When She Talks I Feel Like the Simulation Might Collapse and four other poems by Wes Civilz
June 27, 2018
Scratch by Michael Sams
June 29, 2018

Phantom Song: July

you start out somewhere & end

up in a strange bed listening to the moaning

in the walls, pretending there’s a trace

 

of hair-smell in the sheets

or that it could make you know him.

how to say thank you

 

for being gentle when my head is a great rock

lodged on distance’s shore & never known

kindness as anything more

 

than a leaky pure

the lived-in body can’t afford.

 

we hope valleys. we say nothing.

what a stir in the corner

of the eye what a heat-dark shadow.

 

fallow field, plowed & harrowed

but left unsown, unsung—

 

even somewhere else & very lonely I am singing you.

 

Phantom Song: June

glass on the gray coffee table & light came through it in three fragments

little glove, little empty handful of crow

 

was very much loving me then. hands velvet ghosts

coalescing in sleep. strips of white chiffon

placed over waves. when will I say

enough is. & not have it sound

 

like sadness flung against a mirror

 

if having had is present tense

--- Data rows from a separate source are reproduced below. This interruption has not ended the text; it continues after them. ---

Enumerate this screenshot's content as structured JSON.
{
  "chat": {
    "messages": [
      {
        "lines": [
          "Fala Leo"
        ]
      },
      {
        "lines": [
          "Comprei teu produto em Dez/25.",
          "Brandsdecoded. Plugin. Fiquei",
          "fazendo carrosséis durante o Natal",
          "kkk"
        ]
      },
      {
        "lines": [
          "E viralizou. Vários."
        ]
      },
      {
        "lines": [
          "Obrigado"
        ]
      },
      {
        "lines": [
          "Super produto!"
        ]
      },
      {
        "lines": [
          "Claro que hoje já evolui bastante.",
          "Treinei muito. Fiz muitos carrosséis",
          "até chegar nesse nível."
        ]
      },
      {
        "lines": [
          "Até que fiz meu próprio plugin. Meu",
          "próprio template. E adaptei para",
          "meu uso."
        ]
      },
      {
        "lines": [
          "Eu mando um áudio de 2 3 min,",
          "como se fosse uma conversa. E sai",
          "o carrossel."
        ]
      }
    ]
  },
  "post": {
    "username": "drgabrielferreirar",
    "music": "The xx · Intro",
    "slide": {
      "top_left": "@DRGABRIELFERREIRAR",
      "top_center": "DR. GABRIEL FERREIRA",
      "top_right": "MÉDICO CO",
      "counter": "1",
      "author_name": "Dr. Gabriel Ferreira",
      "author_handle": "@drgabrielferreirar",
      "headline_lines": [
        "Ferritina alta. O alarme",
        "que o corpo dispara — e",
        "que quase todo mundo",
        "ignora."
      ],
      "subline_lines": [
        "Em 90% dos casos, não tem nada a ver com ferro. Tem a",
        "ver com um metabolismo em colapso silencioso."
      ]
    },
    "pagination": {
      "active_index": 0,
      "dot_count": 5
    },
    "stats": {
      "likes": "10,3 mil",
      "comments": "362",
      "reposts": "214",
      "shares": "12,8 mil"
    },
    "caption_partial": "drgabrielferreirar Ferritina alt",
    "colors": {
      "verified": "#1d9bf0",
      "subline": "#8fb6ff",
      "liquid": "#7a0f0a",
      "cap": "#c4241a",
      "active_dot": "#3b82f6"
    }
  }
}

imagining its past. this flippant proximity

 

its own bloodshadow sweetness. ripe red plum

 

for the sake of a plum, juice for the sake of lips 

 

Erin Slaughter is the author of two poetry chapbooks: Elegy for the Body (Slash Pine Press, 2017), and GIRLFIRE (dancing girl press, 2018). She holds an MFA from Western Kentucky University, and is editor and co-founder of literary journal The Hunger. You can find her writing in Another Chicago Magazine, Cosmonauts Avenue, Sundog Lit, Tishman Review, and elsewhere. She lives in Nashville.